I really think it is important for me to first acknowledge my presenting problems. Next, I have to be willing to seek and attend counseling in order to become a better counselor and person. I think I need to practice self-care so, that I will not let my problems consume me and have a negative effect on every aspect of my life.

I believe my understanding of “everyone needs help” will help not to view the counseling relationship as “us” versus “them.” At the end of the day I should not look down at my clients and place myself on a pedestal. Also, I have to remember the counseling relationship is a collaborative relationship. Also, I believe my non-confrontational approach will allow me work with my clients, instead of telling them what to do and creating arguments with my clients. An open and inviting environment will help my clients to become open, honest, and willing to participate in the counseling process.
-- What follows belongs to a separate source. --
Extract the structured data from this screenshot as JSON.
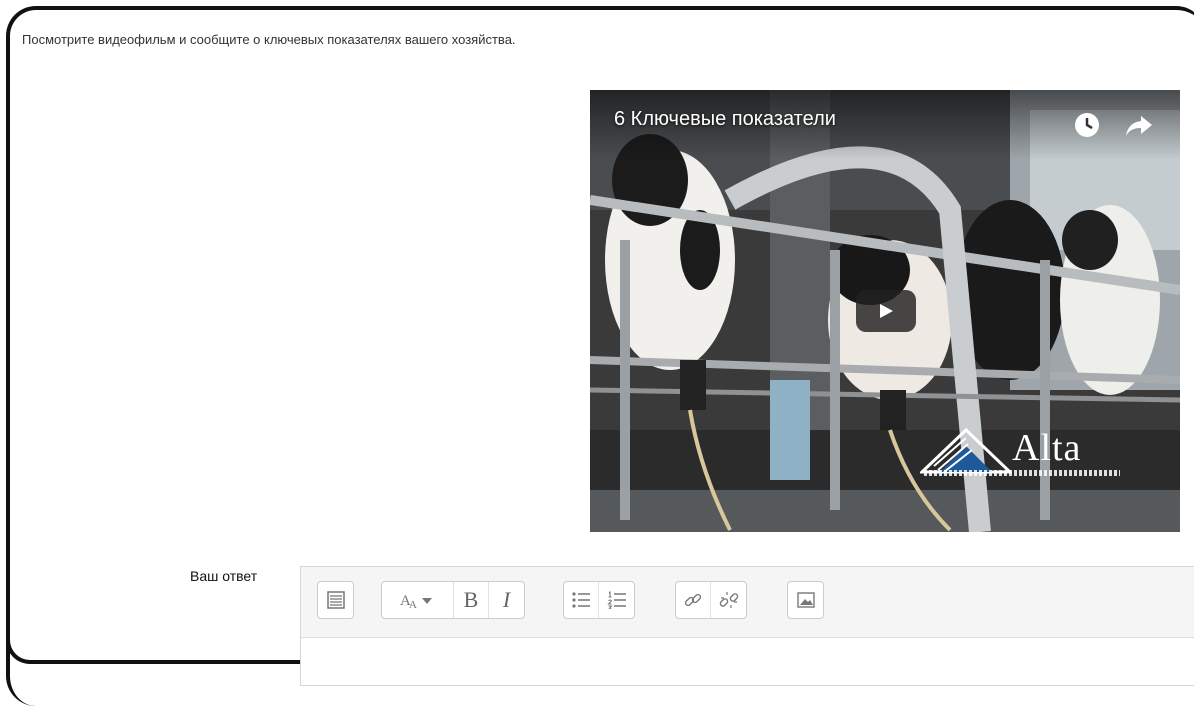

My characteristics

The foundational philosophy of counseling I feel most comfortable with is, advocacy. While growing up in a low-socioeconomic community, I have seen many people who needed help but did not have a voice. Many people in these communities have problems admitting they have a problem, seeking help, and having their voices heard. I have seen the many negative effects that it can have on person. Some of the effects are hopelessness, worthlessness, depression, confusion, and unaware. I would like to be an advocate for those who need more resources, those who are overlooked, and face many injustices on a daily basis. I want to show my clients that I genuinely care for them and is willing to be an advocate to make sure they are provided with everything they need in order to live full, healthy, positive, and productive lives.

I believe that I am a hopeful person. I think we should never give up on our clients. We should always be patient and know that if we instill hope into our clients that they will make the changes they need to make. We need to always make sure that our clients always remain hopeful. I do believe that I am motivating and encouraging. I am always supportive to others in their endeavors because it may give the person confidence they need in order to achieve their goals. It is always important to know that there are people who are in your corner, who are willing to be genuinely supportive. I am always willing to give words of encouragement to others to help with their self-esteem. It is important to praise clients on all progress whether big or small because “slow motion is better than no motion.” I believe that I do not have a judgmental attitude. It is important to accept others no matter their differences because it may help them to be open and comfortable to the therapeutic process. Also, it will allow clients to feel included in the therapeutic process. We should never be prejudice or discriminate against others just because they are different. Everyone should have the opportunity to be the best help possible.